**Instructions to follow**
One line at a time, check the entries below for the word "price", and copy each line that has it.

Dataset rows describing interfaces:
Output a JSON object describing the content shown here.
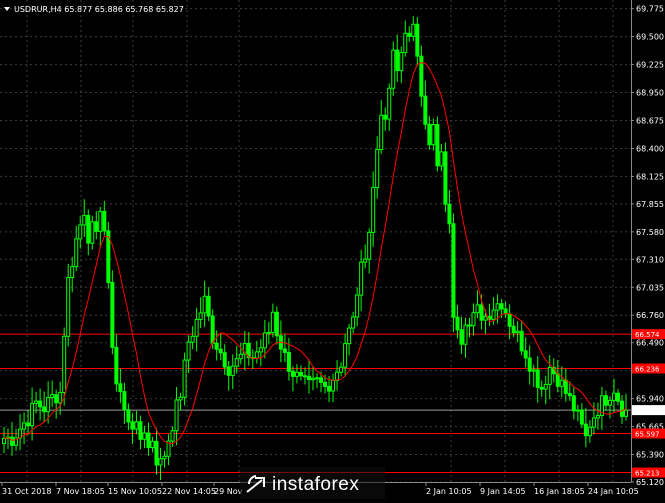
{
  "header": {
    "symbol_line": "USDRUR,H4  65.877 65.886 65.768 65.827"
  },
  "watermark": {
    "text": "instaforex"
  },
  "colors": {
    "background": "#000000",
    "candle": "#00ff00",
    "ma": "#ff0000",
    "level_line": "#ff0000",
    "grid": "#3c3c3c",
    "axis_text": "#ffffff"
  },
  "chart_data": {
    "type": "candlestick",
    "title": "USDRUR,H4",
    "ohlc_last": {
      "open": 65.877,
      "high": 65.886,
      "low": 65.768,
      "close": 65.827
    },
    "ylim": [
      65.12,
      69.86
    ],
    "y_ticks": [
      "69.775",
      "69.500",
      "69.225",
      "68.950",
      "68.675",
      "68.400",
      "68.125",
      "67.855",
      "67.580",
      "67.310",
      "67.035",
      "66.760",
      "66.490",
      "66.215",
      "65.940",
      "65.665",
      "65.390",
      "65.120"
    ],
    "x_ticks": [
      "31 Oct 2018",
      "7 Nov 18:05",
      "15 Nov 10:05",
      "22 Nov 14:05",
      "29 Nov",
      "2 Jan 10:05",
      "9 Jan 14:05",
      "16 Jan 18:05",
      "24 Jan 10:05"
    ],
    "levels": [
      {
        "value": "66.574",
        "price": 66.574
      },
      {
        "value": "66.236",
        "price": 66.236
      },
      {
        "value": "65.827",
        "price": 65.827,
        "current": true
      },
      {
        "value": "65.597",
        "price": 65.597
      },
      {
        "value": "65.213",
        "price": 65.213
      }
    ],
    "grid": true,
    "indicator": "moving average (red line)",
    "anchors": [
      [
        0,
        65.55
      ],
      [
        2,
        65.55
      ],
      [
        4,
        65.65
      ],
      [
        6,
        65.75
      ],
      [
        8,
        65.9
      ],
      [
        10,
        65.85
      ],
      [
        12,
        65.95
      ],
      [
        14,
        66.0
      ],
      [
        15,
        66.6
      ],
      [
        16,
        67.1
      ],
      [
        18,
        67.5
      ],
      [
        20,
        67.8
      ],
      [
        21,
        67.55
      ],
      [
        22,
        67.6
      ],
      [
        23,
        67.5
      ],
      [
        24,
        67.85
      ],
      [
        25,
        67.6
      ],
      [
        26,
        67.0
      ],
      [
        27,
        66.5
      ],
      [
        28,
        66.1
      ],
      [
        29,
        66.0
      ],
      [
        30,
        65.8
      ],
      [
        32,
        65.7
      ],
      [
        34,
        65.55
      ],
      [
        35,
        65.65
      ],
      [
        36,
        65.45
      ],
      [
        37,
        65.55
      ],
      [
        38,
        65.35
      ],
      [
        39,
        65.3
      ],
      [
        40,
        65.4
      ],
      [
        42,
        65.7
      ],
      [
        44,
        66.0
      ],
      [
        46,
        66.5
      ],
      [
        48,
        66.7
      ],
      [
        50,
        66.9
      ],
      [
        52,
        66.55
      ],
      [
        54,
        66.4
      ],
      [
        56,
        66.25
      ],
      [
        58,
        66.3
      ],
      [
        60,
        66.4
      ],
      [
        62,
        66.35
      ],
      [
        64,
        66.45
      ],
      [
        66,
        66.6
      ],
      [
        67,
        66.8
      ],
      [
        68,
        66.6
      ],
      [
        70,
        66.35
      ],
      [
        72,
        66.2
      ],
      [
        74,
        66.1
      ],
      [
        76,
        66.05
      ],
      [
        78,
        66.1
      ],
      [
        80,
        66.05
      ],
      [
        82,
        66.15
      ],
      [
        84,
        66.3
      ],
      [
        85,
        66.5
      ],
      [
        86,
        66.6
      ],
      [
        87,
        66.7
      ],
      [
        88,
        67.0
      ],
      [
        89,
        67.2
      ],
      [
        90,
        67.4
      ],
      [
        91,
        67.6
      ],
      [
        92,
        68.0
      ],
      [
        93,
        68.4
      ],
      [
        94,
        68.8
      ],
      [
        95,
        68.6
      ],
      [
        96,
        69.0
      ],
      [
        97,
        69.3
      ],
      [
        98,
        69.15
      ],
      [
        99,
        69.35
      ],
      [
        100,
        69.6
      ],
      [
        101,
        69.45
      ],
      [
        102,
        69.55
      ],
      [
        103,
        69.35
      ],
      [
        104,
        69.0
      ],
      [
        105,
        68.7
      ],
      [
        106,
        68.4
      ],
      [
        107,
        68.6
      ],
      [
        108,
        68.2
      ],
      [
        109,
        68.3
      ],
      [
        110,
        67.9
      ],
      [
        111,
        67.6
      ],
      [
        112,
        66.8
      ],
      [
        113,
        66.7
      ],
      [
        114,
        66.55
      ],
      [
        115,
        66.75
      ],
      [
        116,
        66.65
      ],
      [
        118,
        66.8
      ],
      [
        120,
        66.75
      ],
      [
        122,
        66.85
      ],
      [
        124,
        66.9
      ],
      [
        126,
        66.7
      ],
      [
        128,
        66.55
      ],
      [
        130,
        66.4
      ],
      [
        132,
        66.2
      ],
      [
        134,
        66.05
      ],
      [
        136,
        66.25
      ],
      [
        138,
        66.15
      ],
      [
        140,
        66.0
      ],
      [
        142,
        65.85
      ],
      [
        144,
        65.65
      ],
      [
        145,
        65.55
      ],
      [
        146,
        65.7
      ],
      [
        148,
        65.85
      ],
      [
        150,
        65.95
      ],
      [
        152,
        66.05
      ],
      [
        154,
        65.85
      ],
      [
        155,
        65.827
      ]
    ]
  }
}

**Result for this exercise**
        "price": 66.574
        "price": 66.236
        "price": 65.827,
        "price": 65.597
        "price": 65.213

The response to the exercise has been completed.